< SWITCH ME >
What started as a protest against the tearing down of a park and quickly became a nationwide uprising of Turkish youth is now brutally being cleared by the police.
After a weekend with a festival atmosphere at Taksim Square, the big hangover comes on a Tuesday. Clearing Gezi is a three step operation: very early in the morning on the 11th of June, the police start removing the barricades the protesters have built line by line in every street leading to the square. Soon Taksim is crowded again. I am told not to leave the house in Cihangir all day in order to stay save. In the early evening I do anyway to get some food – and instead get my first load of teargas even though I'm one kilometre away from the main square. All night there are little explosions in the streets. Those who don't join the protests shut the windows to protect themselves from the gas and keep the curtains closed to avoid police spies. Anxiously, people follow Twitter posts, Facebook, and live cams of Taksim. At 1.30 am the noise grows louder: people flee down side streets, wait, rearrange their masks and goggles and run back. Until early morning you can anticipate the noise of the police attacks. After this night I flee to the suburbs.
Remember the "Agora" that took place about a month ago in Mannheim? Let us show you some of the fun, interesting and diverse topics which were covered during the event – from healthy eating habits to fighting xenophobia, from entrepreneurship and start-ups to nationalism in school books, the Agora covered a diverse range of subjects through workshops and actions. Have a look at some of them below.
Over the past weeks Turkey has seen a great number of street protests and demonstrations in its biggest cities, from Istanbul to Ankara, Izmir and Antalya. Starting from a small demonstration the protests have grown significantly in size and structure with passing days and have been violently repressed by the police force according to sources on the scene. E&M author Siri Warrlich interviews a young European who has experienced the incidents in Istanbul at first hand.
Two years ago Heidi Hart came as an Erasmus student to Istanbul. Today, she still lives there – and since last weekend, a mask and swimming goggles belong to her everyday attire.
"İstanbul'u dinliyorum, gözlerim kapalı. I listen to Istanbul with my eyes closed." That is the first line of a famous poem by Orhan Veli Kanik, Turkey's Shakespeare.
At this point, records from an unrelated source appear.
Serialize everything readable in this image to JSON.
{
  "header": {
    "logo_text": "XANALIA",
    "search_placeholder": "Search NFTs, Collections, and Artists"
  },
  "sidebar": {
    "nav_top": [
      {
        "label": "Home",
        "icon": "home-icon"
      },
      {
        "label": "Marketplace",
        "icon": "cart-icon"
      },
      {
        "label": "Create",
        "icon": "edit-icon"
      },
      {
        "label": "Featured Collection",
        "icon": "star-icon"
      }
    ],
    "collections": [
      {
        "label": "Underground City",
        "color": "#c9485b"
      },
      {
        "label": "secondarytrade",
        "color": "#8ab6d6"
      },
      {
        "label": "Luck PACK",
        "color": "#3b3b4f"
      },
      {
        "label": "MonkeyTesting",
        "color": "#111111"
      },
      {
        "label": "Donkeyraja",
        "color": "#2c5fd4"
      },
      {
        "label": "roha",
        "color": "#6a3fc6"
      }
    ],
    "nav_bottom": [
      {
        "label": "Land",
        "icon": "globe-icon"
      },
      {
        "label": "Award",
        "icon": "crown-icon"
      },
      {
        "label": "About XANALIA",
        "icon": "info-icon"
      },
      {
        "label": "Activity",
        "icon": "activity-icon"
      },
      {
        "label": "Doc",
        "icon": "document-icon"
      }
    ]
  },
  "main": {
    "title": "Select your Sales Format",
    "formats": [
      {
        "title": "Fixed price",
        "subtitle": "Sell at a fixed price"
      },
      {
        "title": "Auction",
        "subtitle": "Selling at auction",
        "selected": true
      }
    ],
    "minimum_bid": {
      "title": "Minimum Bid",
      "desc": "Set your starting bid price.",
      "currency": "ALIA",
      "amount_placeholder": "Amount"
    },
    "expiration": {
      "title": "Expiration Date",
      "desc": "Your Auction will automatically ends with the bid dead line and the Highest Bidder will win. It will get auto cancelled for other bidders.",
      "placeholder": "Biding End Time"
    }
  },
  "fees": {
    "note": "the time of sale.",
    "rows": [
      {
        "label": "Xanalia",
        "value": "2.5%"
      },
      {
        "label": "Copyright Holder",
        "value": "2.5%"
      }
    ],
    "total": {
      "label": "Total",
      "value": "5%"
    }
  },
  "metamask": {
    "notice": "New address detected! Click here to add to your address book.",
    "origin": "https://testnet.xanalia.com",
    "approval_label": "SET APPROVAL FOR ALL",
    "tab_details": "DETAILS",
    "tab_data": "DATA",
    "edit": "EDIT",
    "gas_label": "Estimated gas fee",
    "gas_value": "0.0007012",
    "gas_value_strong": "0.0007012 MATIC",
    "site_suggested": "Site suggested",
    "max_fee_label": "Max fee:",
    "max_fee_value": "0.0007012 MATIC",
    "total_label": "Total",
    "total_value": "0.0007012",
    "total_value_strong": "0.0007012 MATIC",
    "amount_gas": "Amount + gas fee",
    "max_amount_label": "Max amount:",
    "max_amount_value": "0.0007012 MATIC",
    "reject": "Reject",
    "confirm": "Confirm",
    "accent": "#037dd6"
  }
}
Istanbul on Wednesday night, 5 June 2013, not with closed eyes, but via skype, sounds like this: Cars honking, singing, whistling… are those cooking pots the people are banging against each other? My friend Heidi Hart, 24, holds her computer through the open window. "Soon, I will join them," she says and shows me her mask and swimming goggles. A little more than two years ago, the two of us together started our Erasmus journey from Mannheim, Germany to Istanbul. Heidi stayed – and recently became part of the protests.
"Latvian culture and language are in the happy position of having a state which protects 'Latvianness' and helps it to survive" - said Ints Dālderis, Latvia’s former Minister of Culture in an interview with E&M. On 18th of February, 2012, 74.8% of Latvian voters rejected Russian as a second official language. Christian brought together four young Latvians to discuss the result.
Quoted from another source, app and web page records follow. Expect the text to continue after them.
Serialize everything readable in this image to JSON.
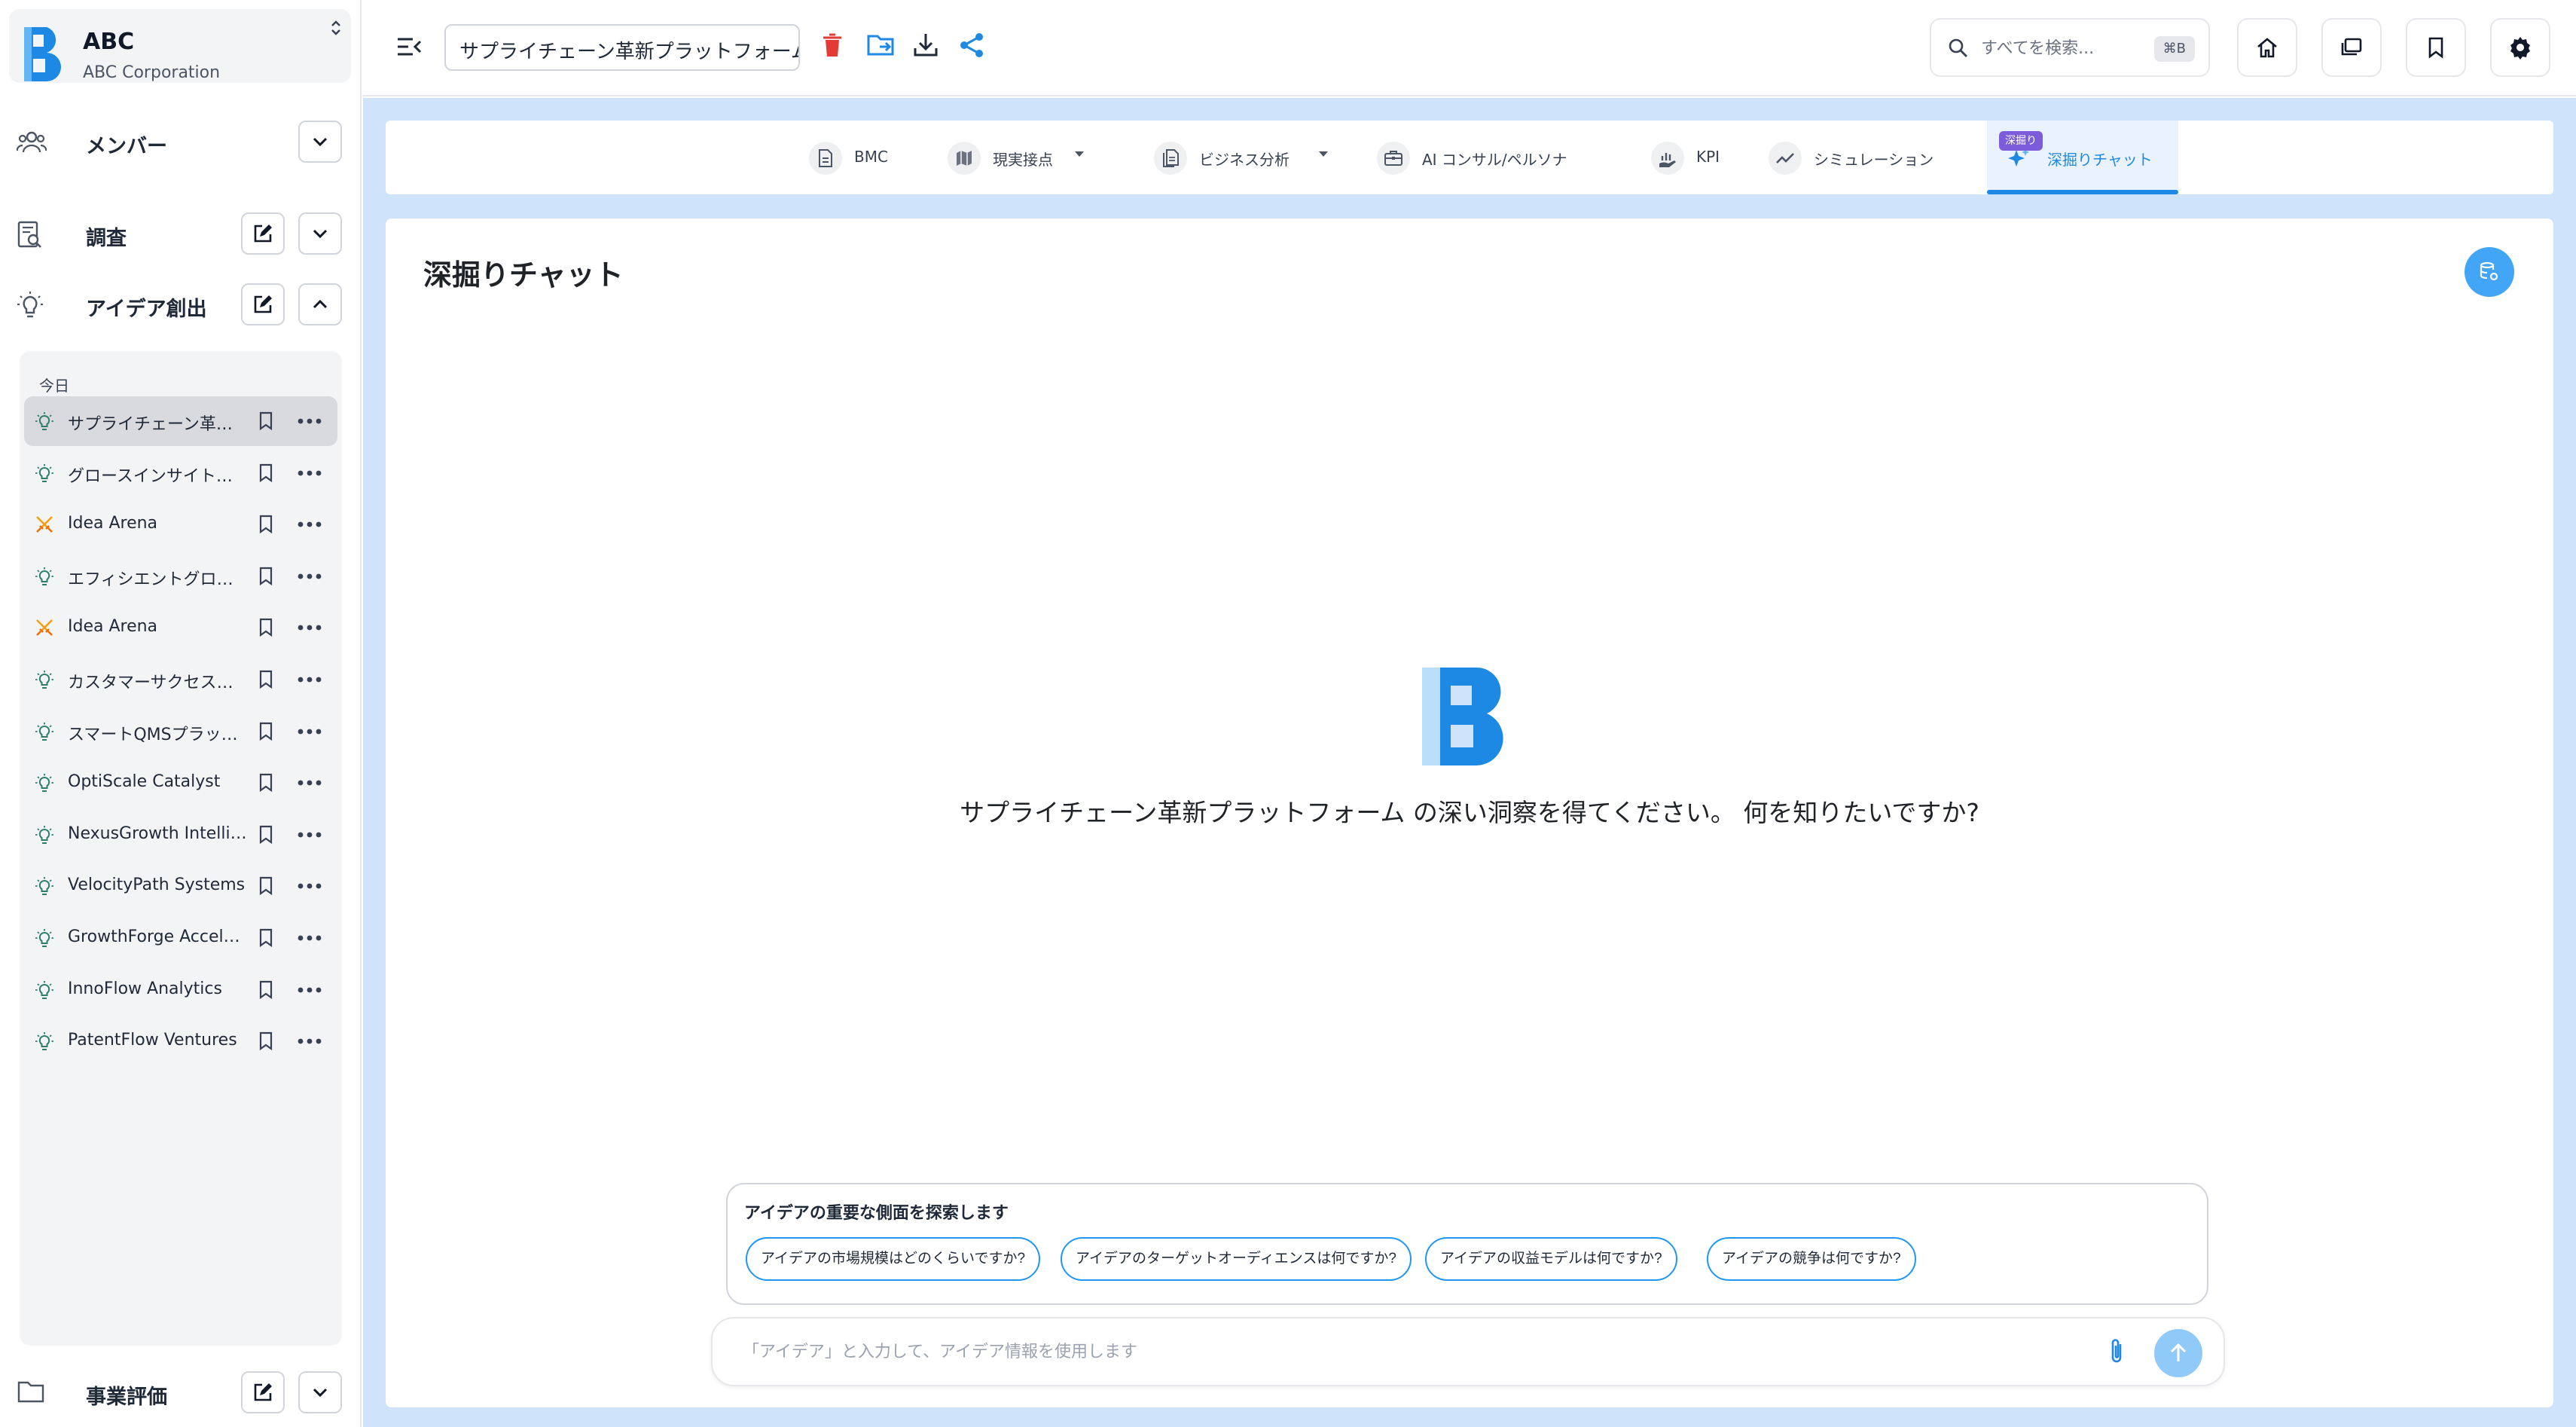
{
  "org": {
    "name": "ABC",
    "subtitle": "ABC Corporation"
  },
  "sidebar": {
    "sections": {
      "members": "メンバー",
      "research": "調査",
      "ideation": "アイデア創出",
      "evaluation": "事業評価"
    },
    "history_group": "今日",
    "history": [
      {
        "title": "サプライチェーン革新プラットフォーム",
        "icon": "lightbulb-icon",
        "active": true
      },
      {
        "title": "グロースインサイトアナリティクス",
        "icon": "lightbulb-icon"
      },
      {
        "title": "Idea Arena",
        "icon": "swords-icon"
      },
      {
        "title": "エフィシエントグロースソリューション",
        "icon": "lightbulb-icon"
      },
      {
        "title": "Idea Arena",
        "icon": "swords-icon"
      },
      {
        "title": "カスタマーサクセスプラットフォーム",
        "icon": "lightbulb-icon"
      },
      {
        "title": "スマートQMSプラットフォーム",
        "icon": "lightbulb-icon"
      },
      {
        "title": "OptiScale Catalyst",
        "icon": "lightbulb-icon"
      },
      {
        "title": "NexusGrowth Intelligence",
        "icon": "lightbulb-icon"
      },
      {
        "title": "VelocityPath Systems",
        "icon": "lightbulb-icon"
      },
      {
        "title": "GrowthForge Accelerator",
        "icon": "lightbulb-icon"
      },
      {
        "title": "InnoFlow Analytics",
        "icon": "lightbulb-icon"
      },
      {
        "title": "PatentFlow Ventures",
        "icon": "lightbulb-icon"
      }
    ]
  },
  "topbar": {
    "doc_title": "サプライチェーン革新プラットフォーム",
    "search_placeholder": "すべてを検索...",
    "search_shortcut": "⌘B"
  },
  "tabs": [
    {
      "label": "BMC",
      "icon": "document-icon"
    },
    {
      "label": "現実接点",
      "icon": "map-icon",
      "dropdown": true
    },
    {
      "label": "ビジネス分析",
      "icon": "files-icon",
      "dropdown": true
    },
    {
      "label": "AI コンサル/ペルソナ",
      "icon": "briefcase-icon"
    },
    {
      "label": "KPI",
      "icon": "chart-hand-icon"
    },
    {
      "label": "シミュレーション",
      "icon": "trend-icon"
    },
    {
      "label": "深掘りチャット",
      "icon": "sparkle-icon",
      "active": true,
      "badge": "深掘り"
    }
  ],
  "panel": {
    "title": "深掘りチャット",
    "prompt": "サプライチェーン革新プラットフォーム の深い洞察を得てください。 何を知りたいですか?"
  },
  "suggestions": {
    "title": "アイデアの重要な側面を探索します",
    "chips": [
      "アイデアの市場規模はどのくらいですか?",
      "アイデアのターゲットオーディエンスは何ですか?",
      "アイデアの収益モデルは何ですか?",
      "アイデアの競争は何ですか?"
    ]
  },
  "chat_input": {
    "placeholder": "「アイデア」と入力して、アイデア情報を使用します"
  },
  "colors": {
    "accent": "#1e88e5",
    "main_bg": "#cfe4fb",
    "delete": "#e53935",
    "badge": "#7c5cdb"
  }
}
Kristina, Beāte and Laura agree that there should only be one official language in a country. Kristina says to her personally speaking Russian or Latvian does not mean a difference, Beāte deems it important to preserve the independence Latvia has finally achieved, and Laura, who has lived in Germany for almost nine years, states that she is proud of the majority in the referendum.
Marija, Russian by nationality and a Latvian citizen, also says "no": she appreciates Russian language and culture as well as Latvian, but she thinks that the lack of integration of the Russian population cannot be simply reversed by making Russian the second official language. Instead, she proposes establishing Russian as an administrative language on the municipal level, and to embark on a long-overdue integration policy.